                    Try speaking this in the rhythm of the opening of the Fugue subject!

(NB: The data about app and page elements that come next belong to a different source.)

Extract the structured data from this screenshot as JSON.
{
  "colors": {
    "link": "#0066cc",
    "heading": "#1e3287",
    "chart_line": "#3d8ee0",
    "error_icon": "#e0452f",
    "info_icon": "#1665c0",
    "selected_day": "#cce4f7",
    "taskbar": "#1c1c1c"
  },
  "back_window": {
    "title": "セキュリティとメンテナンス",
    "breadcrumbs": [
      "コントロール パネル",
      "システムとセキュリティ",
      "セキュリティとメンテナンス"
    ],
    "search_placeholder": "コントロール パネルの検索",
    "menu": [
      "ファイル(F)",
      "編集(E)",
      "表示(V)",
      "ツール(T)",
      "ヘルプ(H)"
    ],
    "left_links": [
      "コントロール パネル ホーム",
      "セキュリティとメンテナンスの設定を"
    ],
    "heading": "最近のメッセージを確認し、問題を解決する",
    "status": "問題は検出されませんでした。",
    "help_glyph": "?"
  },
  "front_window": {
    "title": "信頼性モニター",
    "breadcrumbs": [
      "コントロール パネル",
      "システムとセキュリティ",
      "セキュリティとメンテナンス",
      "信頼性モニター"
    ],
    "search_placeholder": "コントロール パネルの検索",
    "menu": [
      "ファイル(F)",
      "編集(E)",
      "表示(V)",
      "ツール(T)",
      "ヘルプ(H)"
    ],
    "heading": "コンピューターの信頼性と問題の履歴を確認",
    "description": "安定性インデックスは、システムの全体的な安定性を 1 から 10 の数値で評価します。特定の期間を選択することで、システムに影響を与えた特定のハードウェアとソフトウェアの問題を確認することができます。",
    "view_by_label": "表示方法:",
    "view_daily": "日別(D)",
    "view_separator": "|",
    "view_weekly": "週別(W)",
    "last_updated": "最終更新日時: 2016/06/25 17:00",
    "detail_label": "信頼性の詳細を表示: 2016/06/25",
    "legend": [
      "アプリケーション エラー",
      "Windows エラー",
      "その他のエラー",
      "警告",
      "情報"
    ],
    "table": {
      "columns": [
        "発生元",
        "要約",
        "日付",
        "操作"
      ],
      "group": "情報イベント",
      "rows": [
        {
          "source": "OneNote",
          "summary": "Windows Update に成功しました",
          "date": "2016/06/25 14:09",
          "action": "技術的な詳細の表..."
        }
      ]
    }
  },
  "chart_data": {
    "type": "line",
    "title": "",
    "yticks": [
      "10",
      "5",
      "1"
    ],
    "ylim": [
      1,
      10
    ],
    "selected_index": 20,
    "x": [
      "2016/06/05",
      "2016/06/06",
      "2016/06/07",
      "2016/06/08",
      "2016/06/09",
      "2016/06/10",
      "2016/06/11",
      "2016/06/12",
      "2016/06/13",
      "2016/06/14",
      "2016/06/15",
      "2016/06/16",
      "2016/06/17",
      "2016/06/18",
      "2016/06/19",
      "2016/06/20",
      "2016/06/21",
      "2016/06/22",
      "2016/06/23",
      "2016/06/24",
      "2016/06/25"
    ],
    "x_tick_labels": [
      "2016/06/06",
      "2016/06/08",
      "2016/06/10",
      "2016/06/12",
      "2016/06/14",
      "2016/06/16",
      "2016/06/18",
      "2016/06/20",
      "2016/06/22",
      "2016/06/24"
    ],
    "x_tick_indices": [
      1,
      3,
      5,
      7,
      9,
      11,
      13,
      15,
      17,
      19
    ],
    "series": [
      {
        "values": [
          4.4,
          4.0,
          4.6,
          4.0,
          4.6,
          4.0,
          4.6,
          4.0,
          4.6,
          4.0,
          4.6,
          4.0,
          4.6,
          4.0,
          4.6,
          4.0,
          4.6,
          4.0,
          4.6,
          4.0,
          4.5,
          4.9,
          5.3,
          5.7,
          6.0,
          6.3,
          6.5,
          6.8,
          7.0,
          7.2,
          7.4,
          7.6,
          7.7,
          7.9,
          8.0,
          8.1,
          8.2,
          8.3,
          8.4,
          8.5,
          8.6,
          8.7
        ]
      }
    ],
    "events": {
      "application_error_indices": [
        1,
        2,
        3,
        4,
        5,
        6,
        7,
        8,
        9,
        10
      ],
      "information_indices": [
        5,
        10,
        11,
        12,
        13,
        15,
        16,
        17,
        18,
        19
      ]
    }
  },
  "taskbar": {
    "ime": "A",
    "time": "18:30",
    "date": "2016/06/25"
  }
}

Good teaching conveys presence and commands attention. it brings life, energy, clarity to the task in hand, the present moment. In the case of the piano it brings a sense of adventure, of risk, but with the support of sound technique. Like rock climbing with proper equipment and a balanced mind. (or should that be sound mind. Sound technique, sound mind, sounds good….) I remember very clearly once struggling climbing up a scree slope on a modest hill in Lanzarote. Struggling because I was trying too hard, because I was end-gaining, wanting to be at the top already instead of staying with the process, because I was labelling the experience as one I would rather not be having. My partner, who was scampering easily ahead as usual, came back down to me. ‘Imagine the challenge’ she said ‘as a run of demisemiquavers on the piano’. Immediately my attention went to the first movement of Beethoven’s Sonata in A flat, Op 110. I felt the relaxed focussed energy needed to play that hand-swapping section in flowing demisemiquavers. The climb became easy - nothing externally had changed, but my internal landscape was transformed by virtue of the inner hearing of a piece of music. Good teaching demands good self-awareness. As a Reiki or other alternative practitioner will protect their boundaries before giving a treatment, the good teacher will protect him/herself from being too affected by the pupil’s own inner demons. Demons that make endless excuses, that are harsh critics, that sabotage the joy of being present with the sound now with a fear of making a mistake in the future. The good self-awareness that the piano teacher can offer in a lesson is like the ‘holding the space’ that a meditation teacher will give to a group sitting in silence. But paradoxically this ‘good’ self-awareness means developing an ability to let go of self-awareness altogether! The negative inner stream of thought in some lessons is very familiar - how can this person be so slow/so disinterested/so rude/so unable to hear/so unaware of the sound etc. etc. Don’t they realise I’m giving them MY time?!! This is indeed self-awareness - with a vengeance. But it can be turned around as quickly as my experience on the hillside in Lanzarote. If the internal change of intention can happen so quickly for the teacher then of course it can also happen for the pupil. For example, the pupil is getting flustered about getting a passage wrong repeatedly. Check out what is happening physically as a result of the mental anxiety. Get their eyes off the music. In fact, get them back into a simple awareness of their body in terms of the rhythm of breathing with the eyes shut. From this place, get them to play the passage in question really slowly with real attention to the sound. Sound technique, sound mind, sounds good…… Relaxed mind means relaxed body; tense mind means tense body. It is no more possible to play the piano well with excessive tension than it is to do rock climbing.